21 Settings, Techniques and Rules All New Camera Owners Should Know. Some are very basic while others go a little deeper – but all have been selected from our archives specifically for beginners and new camera owners. Enjoy. 35 things photographers do wrong (and how to stop doing them) Sensor Size, Perspective and Depth of Field. A few months ago we wrote an extensive article on sensor crop factors and equivalence. In that post we covered several topics: the history of the cropped-sensor formats, brightness of the scene, perspective, depth of field, noise and diffraction. Angle of view: how to choose the right focal length to frame your image. What is normal lens/standard lens? Sigma 50mm on Fujifilm APSC Sometimes, we may have heard of notions like normal lens and standard lens. How to spot meter: an easy guide to measuring precise exposures. 17 things you can do to help your camera live longer.

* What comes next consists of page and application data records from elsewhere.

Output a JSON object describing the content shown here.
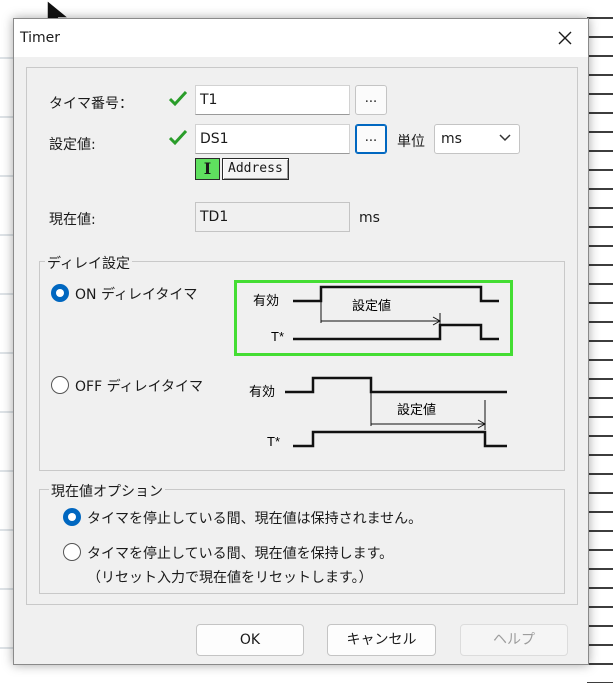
{
  "dialog": {
    "title": "Timer",
    "timer_number": {
      "label": "タイマ番号：",
      "value": "T1",
      "browse_label": "..."
    },
    "setpoint": {
      "label": "設定値:",
      "value": "DS1",
      "browse_label": "...",
      "unit_label": "単位",
      "unit_value": "ms",
      "i_icon": "I",
      "address_tag": "Address"
    },
    "current_value": {
      "label": "現在値:",
      "value": "TD1",
      "unit": "ms"
    },
    "delay_group": {
      "title": "ディレイ設定",
      "on_delay": {
        "label": "ON ディレイタイマ",
        "checked": true,
        "diagram": {
          "enable_label": "有効",
          "setpoint_label": "設定値",
          "output_label": "T*"
        }
      },
      "off_delay": {
        "label": "OFF ディレイタイマ",
        "checked": false,
        "diagram": {
          "enable_label": "有効",
          "setpoint_label": "設定値",
          "output_label": "T*"
        }
      }
    },
    "current_option_group": {
      "title": "現在値オプション",
      "option1": {
        "label": "タイマを停止している間、現在値は保持されません。",
        "checked": true
      },
      "option2": {
        "label": "タイマを停止している間、現在値を保持します。",
        "sublabel": "（リセット入力で現在値をリセットします。）",
        "checked": false
      }
    },
    "buttons": {
      "ok": "OK",
      "cancel": "キャンセル",
      "help": "ヘルプ"
    }
  },
  "colors": {
    "accent": "#0067c0",
    "check_green": "#2a9d2a",
    "selection_green": "#44dd33",
    "i_icon_green": "#5fe05f"
  },
  "icons": [
    "cursor-arrow-icon",
    "close-icon",
    "checkmark-icon",
    "chevron-down-icon",
    "i-beam-icon"
  ]
}
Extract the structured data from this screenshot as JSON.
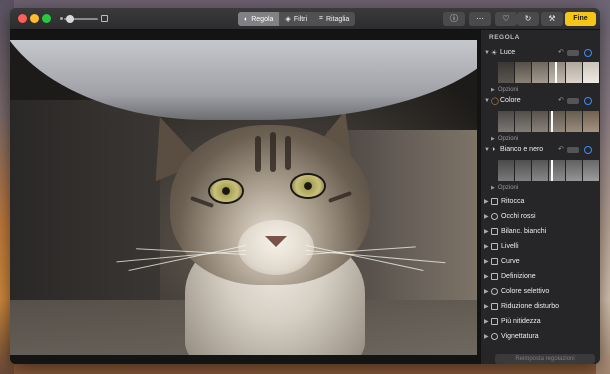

Rescisão de contrato de trabalho por parte do trabalhador - E-Konomista. Contrariamente ao que acontece na rescisão de contrato por iniciativa do empregador, a lei confere maior abertura na rescisão de contrato de trabalho por parte do trabalhador. A cessação de contrato, nestes casos, pode ser com justa causa ou sem justa causa. Ainda assim, existem obrigações legais a cumprir. Vamos saber mais. Rescisão de contrato com justa causa A entidade empregadora não procede, de forma culposa, ao pagamento pontual da retribuição na forma devida;A empresa viola indevidamente as garantias legais ou convencionais do trabalhador;É aplicada uma sanção abusiva;Não é garantida as condições de higiene e segurança no trabalho;A entidade empregadora lesa de forma culposa os interesses patrimoniais sérios do trabalhador;Quando são dirigidas ofensas à integridade física, liberdade, honra ou dignidade do trabalhador, puníveis por lei, praticadas pela entidade empregadora ou seus representantes legítimos.

Urban photography: how to blur people in busy city scenes. Active D-Lighting: how to make your Nikon capture more detail in shadows and highlights. How to take an exposure reading on your digital camera. 15 of the Best Cheat Sheets, Printables and Infographics for Photographers. What is maximum aperture? Which lenses go widest (and why it matters) Hyperfocal focusing: how to calculate the best distance to focus at. What is maximum aperture? Which lenses go widest (and why it matters) 3 camera lessons every new photographer should learn (free cheat sheet)